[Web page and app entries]

****************

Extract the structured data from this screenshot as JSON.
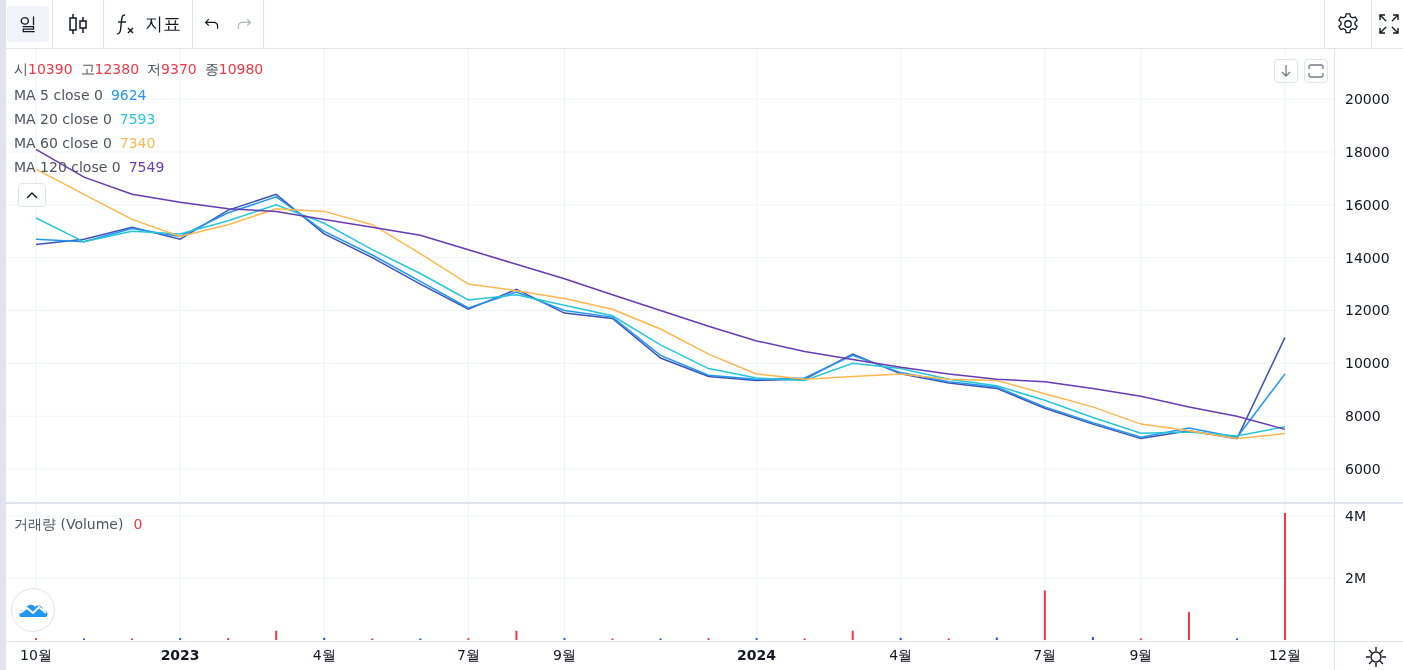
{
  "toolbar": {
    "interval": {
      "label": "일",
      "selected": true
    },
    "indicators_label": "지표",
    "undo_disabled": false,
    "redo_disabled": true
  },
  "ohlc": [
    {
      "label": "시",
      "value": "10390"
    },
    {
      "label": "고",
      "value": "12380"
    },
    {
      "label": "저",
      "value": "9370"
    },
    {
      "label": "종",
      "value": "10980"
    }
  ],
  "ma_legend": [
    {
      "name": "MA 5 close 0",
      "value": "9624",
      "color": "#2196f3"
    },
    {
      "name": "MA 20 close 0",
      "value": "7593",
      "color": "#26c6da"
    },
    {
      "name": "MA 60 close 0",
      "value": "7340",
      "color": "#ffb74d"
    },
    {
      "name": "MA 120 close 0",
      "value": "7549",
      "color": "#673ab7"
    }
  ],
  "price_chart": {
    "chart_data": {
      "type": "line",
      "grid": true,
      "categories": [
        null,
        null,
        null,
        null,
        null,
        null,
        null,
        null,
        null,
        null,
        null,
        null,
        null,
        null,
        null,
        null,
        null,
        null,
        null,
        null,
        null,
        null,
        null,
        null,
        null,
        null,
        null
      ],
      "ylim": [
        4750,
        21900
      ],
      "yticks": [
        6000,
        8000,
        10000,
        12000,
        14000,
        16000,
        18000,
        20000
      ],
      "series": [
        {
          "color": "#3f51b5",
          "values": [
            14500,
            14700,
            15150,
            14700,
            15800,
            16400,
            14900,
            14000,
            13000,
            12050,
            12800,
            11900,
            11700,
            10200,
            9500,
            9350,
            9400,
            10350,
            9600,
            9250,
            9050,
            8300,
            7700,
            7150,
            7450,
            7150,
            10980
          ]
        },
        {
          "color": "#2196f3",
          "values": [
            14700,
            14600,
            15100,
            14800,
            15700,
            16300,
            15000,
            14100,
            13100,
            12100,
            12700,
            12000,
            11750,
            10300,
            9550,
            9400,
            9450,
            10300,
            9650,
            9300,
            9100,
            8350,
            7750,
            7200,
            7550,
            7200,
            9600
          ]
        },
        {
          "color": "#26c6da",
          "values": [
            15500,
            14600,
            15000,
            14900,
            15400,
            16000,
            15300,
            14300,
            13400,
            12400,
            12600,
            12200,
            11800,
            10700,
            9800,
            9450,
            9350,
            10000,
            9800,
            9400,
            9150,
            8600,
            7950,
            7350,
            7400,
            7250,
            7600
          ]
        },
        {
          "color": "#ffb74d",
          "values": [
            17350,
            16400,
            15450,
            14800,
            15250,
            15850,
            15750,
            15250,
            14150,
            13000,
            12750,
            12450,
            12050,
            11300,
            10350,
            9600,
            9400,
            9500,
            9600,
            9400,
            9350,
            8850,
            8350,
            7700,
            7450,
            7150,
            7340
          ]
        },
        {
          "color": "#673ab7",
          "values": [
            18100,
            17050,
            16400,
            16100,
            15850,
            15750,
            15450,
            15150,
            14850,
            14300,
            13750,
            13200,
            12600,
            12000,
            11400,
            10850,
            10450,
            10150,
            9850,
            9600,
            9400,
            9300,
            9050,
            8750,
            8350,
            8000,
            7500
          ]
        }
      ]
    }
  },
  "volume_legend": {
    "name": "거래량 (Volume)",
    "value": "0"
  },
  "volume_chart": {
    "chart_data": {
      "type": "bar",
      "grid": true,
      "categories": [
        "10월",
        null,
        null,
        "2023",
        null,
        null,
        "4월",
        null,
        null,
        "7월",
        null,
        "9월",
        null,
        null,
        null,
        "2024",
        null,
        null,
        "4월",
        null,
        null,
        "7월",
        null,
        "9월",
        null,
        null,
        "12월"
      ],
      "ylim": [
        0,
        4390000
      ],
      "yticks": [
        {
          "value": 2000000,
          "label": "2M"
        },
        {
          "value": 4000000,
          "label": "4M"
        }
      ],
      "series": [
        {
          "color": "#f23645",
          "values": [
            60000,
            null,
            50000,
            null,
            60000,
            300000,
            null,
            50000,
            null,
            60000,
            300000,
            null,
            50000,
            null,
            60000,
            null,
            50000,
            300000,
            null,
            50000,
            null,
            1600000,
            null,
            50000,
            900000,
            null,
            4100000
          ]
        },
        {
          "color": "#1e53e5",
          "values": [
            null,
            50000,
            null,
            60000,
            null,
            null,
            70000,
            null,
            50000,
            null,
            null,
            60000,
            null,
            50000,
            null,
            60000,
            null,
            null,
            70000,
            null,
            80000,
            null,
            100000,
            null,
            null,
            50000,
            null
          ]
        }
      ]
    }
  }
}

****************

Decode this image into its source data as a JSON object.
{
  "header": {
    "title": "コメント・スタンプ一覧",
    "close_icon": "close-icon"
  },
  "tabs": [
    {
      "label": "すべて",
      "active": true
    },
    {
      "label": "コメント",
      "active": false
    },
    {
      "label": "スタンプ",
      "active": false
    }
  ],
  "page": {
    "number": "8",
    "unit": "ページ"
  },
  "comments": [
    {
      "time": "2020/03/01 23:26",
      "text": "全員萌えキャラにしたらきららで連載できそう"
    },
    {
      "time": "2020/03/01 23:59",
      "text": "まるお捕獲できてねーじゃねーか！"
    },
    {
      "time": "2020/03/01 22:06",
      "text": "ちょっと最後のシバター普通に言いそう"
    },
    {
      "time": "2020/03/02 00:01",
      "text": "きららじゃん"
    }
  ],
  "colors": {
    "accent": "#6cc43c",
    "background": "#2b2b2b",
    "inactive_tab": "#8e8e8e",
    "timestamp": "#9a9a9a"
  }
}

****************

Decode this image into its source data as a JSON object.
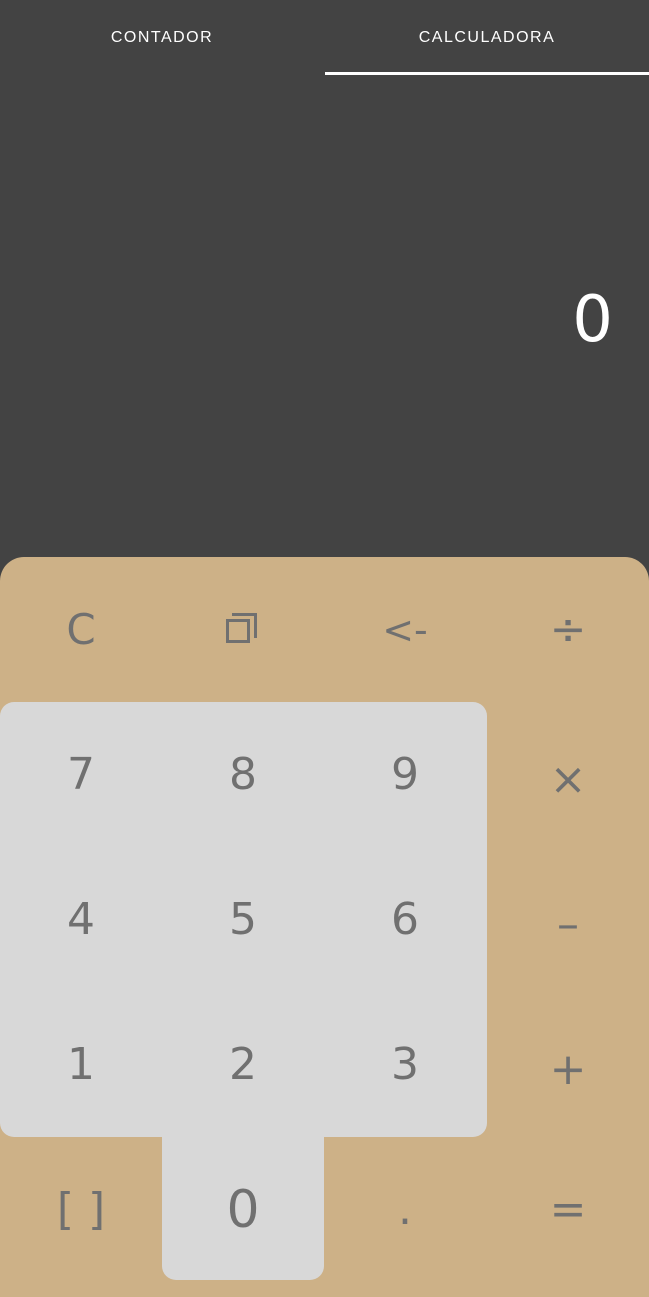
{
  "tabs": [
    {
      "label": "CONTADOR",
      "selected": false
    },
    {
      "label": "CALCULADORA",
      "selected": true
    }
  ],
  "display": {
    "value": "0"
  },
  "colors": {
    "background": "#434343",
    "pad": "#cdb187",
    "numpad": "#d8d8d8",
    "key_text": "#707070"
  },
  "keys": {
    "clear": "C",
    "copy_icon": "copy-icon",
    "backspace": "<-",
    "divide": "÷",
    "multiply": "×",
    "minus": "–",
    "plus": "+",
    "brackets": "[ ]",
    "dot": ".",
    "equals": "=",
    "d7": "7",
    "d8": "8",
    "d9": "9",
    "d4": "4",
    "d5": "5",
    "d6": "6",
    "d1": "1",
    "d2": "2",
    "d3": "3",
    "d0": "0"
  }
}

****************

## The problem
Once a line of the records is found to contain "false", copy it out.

## Task answer
    "undo_disabled": false,
      "active": false
      "active": false
      "selected": false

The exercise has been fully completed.